Frameworks for working with NIHR

Background

IMPACT is the UK centre funded by the ESRC and Health Foundation to implement evidence in adult social care.  Following a scoping phase with surveys and Assemblies to identify pressing topics and ways of working, the new centre will enter a steady state for five years from 2023-27. After this, the aspiration is that the centre, or key elements of its work, becomes a more permanent feature of the social care landscape (future business model tbc).

NIHR Health and Social Care Delivery Research (HSDR) Programme is a national funding programme awarding more than £20m a year for research on the quality and organisation of services in health and social care. Projects relevant to social care range from evidence synthesis on strengths-based approaches to social work to ambitious evaluations of family group conferences for vulnerable adults. 

Suggested areas for joint working and synergy

  • Anticipating research pipeline and maximising funded outputs

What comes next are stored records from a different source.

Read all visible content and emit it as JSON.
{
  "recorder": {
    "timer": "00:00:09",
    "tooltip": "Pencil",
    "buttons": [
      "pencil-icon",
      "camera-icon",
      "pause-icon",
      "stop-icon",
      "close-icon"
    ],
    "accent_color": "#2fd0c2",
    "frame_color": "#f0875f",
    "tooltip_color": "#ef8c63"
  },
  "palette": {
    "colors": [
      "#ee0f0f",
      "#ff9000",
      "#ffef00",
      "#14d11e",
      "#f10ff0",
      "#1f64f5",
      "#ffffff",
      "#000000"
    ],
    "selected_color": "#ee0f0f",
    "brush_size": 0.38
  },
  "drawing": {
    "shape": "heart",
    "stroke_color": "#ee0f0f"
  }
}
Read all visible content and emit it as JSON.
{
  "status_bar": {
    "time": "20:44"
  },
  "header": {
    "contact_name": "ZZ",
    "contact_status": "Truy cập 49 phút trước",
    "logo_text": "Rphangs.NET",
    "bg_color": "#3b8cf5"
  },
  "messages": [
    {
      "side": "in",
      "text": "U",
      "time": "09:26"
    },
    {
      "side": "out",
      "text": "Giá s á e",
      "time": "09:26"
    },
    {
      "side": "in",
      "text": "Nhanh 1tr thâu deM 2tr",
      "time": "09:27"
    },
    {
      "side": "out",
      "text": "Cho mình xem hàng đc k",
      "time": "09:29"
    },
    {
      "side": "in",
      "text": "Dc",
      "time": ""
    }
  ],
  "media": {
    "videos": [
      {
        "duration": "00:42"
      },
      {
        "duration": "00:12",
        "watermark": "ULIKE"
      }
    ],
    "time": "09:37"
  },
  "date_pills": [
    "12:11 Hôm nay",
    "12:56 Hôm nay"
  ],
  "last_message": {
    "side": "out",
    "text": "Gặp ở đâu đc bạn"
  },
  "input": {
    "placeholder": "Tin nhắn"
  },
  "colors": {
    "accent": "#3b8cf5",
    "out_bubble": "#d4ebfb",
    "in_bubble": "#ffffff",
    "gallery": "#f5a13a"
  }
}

HSDR has a number of projects underway in the area of adult social care. This includes £7m+ investment in local adult social care research partnerships around the country, projects on self-neglect, care workforce and support for older carers. In the first instance, this could be a pilot for one or two research teams and projects to work with IMPACT, with IMPACT delivery staff working to implement findings from these studies. This would need to depend on their being an appropriate ‘fit’ between forthcoming research and IMPACT’s priorities for 2023-25 (to be submitted to IMPACT’s funders in September 2022). NIHR studies would also need to be working with a similar definition of evidence (which IMPACT defines in terms of insights from different types of research, the lived experience of people drawing on care and support and carers, and the practice knowledge of social care staff).

  • Identifying gaps/research needs

IMPACT’s broad and deep engagement will help to identify priority areas for future research. This is already evident from outputs from the survey/Assemblies which highlighted the importance of research in areas like prevention and wellbeing, asset-based approaches, carers’ health and wellbeing, and support for people who work in social care. Having chosen a series of key topics for its forthcoming work programme, IMPACT also goes through a ‘triage’ process to make sure that there is enough evidence with which to work, and checking for gaps – in either research, lived experience or practice knowledge. HSDR could work with IMPACT and constituent partners to work up briefs in priority areas, identifying important areas of research interest and important gaps in knowledge and framing calls in ways that will resonate with social care researchers and communities. 

  • Building capacity and sharing expertise

Consider opportunities to develop and strengthen capacity and community in adult social care research. Some approaches for embedded research and capacity building are being tested in the new HSDR adult social care partnership research awards, as well as particular opportunities through NIHR Academy Incubator for Social Care. There may be other opportunities – for instance, shadowing or sharing resources around review and research methods through the rapid evaluation and synthesis centres. This is a key priority for IMPACT as one of its four objectives is around building capacity in the workforce, and there may be scope to explore for IMPACT to support the local stakeholders with whom it is working on the ground to encourage stronger applications for existing NIHR capacity building schemes and helping to create a pipeline of credible candidates for these opportunities.

HSDR would also benefit from the expertise and networks of IMPACT to strengthen funding committee and reviewer base to make the right decisions with the right expertise for new projects.

Next steps

  • IMPACT and HSDR Programme staff to meet to take forward above areas for development – with quarterly meetings suggested going forwards
  • There is a particular opportunity to build in 1-2 topics from current NIHR projects into the draft work programme which IMPACT submits to funders in September 2022
  • IMPACT and HSDR to explore scope to publish a statement about this relationship/ways of working